If your store is a must-see on a tourist excursion through Amish country in Pennsylvania, Ohio, Illinois and Indiana, there must be something that you are doing right. Rentown Country Store, in between Bremen and Nappanee, is that favorite tourist stop, as well as a favorite destination for locals.
Dennis and Leah Hochstetler, the owners of Rentown Country Store, offer visitors and their neighbors a place to find quality cheeses, locally grown produce, fresh-baked pies, cinnamon rolls and a variety of breads. Friendly greetings, quality products and a welcoming atmosphere bring locals and visitors through the doors and, more importantly, make customers friends.
“We have conversations with our customers about their lives,” Hochstetler says.
Rentown was established as – and remains – a family-owned business. The name comes from Dennis’ grandfather, Dan Hochstetler, and his neighbor, Manas Hochstetler, who spent their days traveling to town or local auctions as they neared retirement.
In Pennsylvania Dutch, the word “renna” means gadding about, Hochstetler explains. According to the story, Manas said they should be careful or the community would refer to where they lived as Rentown.
“My father, Leroy, purchased 17 acres off the home place in 1966,” Hochstetler says. “He built a shop and called it Rentown Shop. That was how Rentown was born.”
Leroy travelled for work. One time he brought back a supply of mixed nuts, which he put up for sale on a couple of shelves. This product, sold on a four-foot shelf, started the business known today as Rentown Country Store.
From the mixed nuts, Leroy added cheeses priced one cent below what they cost him, and this strategy established Rentown as the place to go to find quality cheese. That is still true today, as the store’s cheese selection fills two long coolers with 100 varieties.
Recently, Rentown supplied 7,000 pounds of cheese to sell at a local festival.
“We’ve got the best cheese at the lowest price,” Hochstetler says.
The store’s produce is locally grown, as are other products stocked and sold at Rentown. Much of the produce is sourced from family farms within a three-mile radius, as is the maple syrup.
“If someone has something local, I will buy it because it is local,” Hochstetler says.

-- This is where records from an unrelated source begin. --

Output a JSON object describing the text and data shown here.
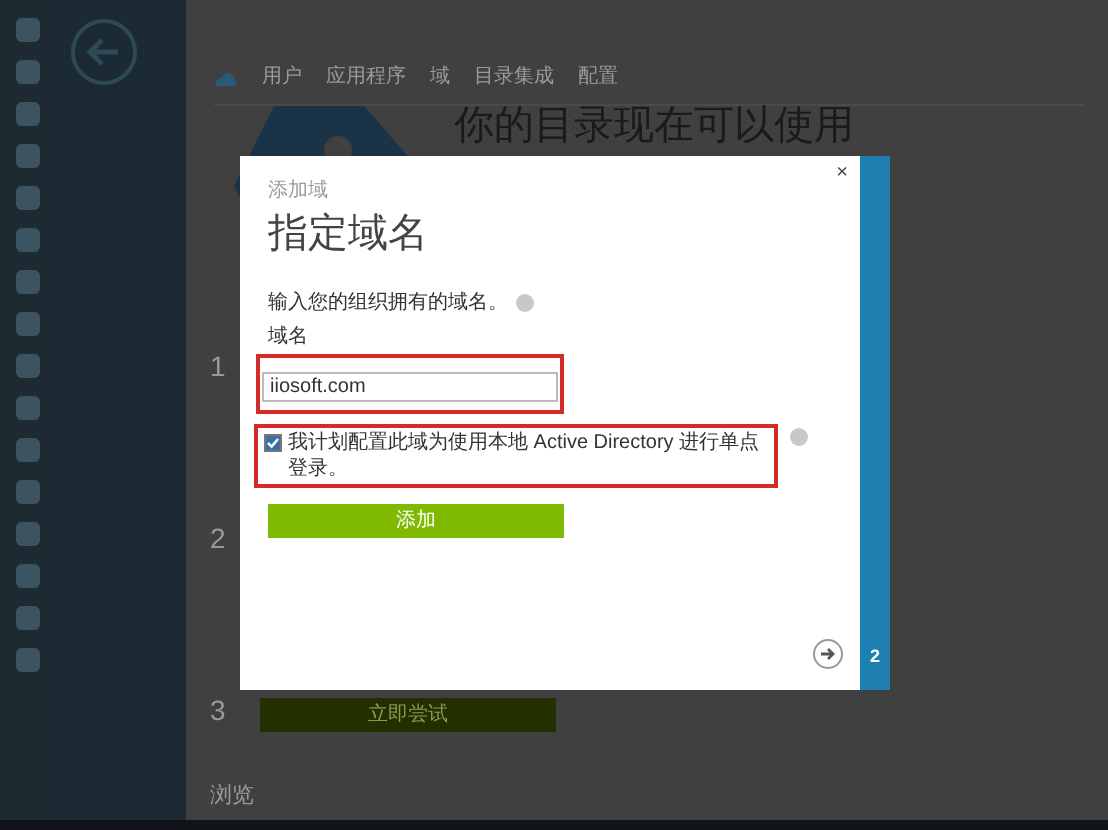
{
  "background": {
    "tabs": [
      {
        "label": "用户",
        "selected": false
      },
      {
        "label": "应用程序",
        "selected": false
      },
      {
        "label": "域",
        "selected": false
      },
      {
        "label": "目录集成",
        "selected": false
      },
      {
        "label": "配置",
        "selected": false
      }
    ],
    "heading": "你的目录现在可以使用",
    "steps": [
      "1",
      "2",
      "3"
    ],
    "try_button": "立即尝试",
    "browse": "浏览"
  },
  "dialog": {
    "close": "×",
    "subtitle": "添加域",
    "title": "指定域名",
    "prompt": "输入您的组织拥有的域名。",
    "field_label": "域名",
    "domain_value": "iiosoft.com",
    "sso_checkbox": {
      "label": "我计划配置此域为使用本地 Active Directory 进行单点登录。",
      "checked": true
    },
    "add_button": "添加",
    "step_number": "2"
  }
}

While locally grown fruits and vegetables, and a wide selection of cheeses, are among the most popular commodities sold, bakery items are also much in demand. The in-house bakery supplies most of the breads, pies, cookies and other baked goods. Made-from-scratch pies can be ordered in small or large quantities. Leah oversees this part of Rentown. For Thanksgiving, it is not unusual for the bakery to produce 300 to 1,000 pies.
“Anything made in our bakery can be special ordered,” Hochstetler says. “People can call in any time and reserve any of our baked goods. Just call ahead and ask us to hold for pickup.” These are kept on a shelf devoted to these special orders.
Bulk foods are also found on the shelves throughout the store. Rentown has homemade candies, homemade noodles, sesame sticks, bulk candy, gluten-free and sugar-free products, spices, popcorn and flour.
In the housewares section of the store, customers can find cookware, popcorn poppers, paring knives and knife sets, utensils and bowls, and pressure cookers, among other useful items. Anyone looking for something for kids to play with can choose from a selection of learning toys, puzzles, games, books, playing cards, pool toys and wooden toys.
Through arrangements with other local businesses, shoppers can also find hanging baskets in the spring and summer. Polywood lawn furniture is offered for sale. Hochstetler says this furniture has made its way to Florida, to houses on Lake Michigan, and in local backyards.
“It will never rust and doesn’t have to be put up for the winter,” he says.
The Hochstetlers also organize special events in the community, including Super Saturdays in the fall. At this event, the six local stores in Rentown and three vendors offer special sales and discounts.
Another popular event is Old Fashioned Days, which is always held the weekend after Labor Day. This is a fundraiser for the community school. It features demonstrations of steam-powered thrashers, corn huskers and other farm equipment. Activities for families are scheduled every hour during the event.
June through December is the busiest time at Rentown. This coincides with the growing season and the influx of tourists to the area. It is the locals, Hochstetler says, who support the business year-round.
“People come here because they know us by name,” he says. “We are friends with our regular customers.”
During the slow times in the early months of the year, Hochstetler plans to upgrade the shelving in the store. Although still useable, the shelves have been well-used since first acquired by his father at an auction.
Rentown’s current location was built in 2015. It was originally located across the street where Hochstetler’s sister owns the Dutchmaid Eatery & Gifts. The new store is bigger and allows for more inventory including meats, frozen foods, grocery items, toys, cards and other convenience items.
Every week Rentown offers specials on items in each department. Those specials are advertised in the store and local paper, or can be accessed by calling in to the store. Each week the specials include two meats and one cheese. Other specials could include produce, bakery or other products for the home.
Rentown is located at 1533 3rd Road in Bremen. Signs on U.S. Highway 6 can direct travelers to the store. For more information on the specials or to special-order baked goods, call 574-546-9010.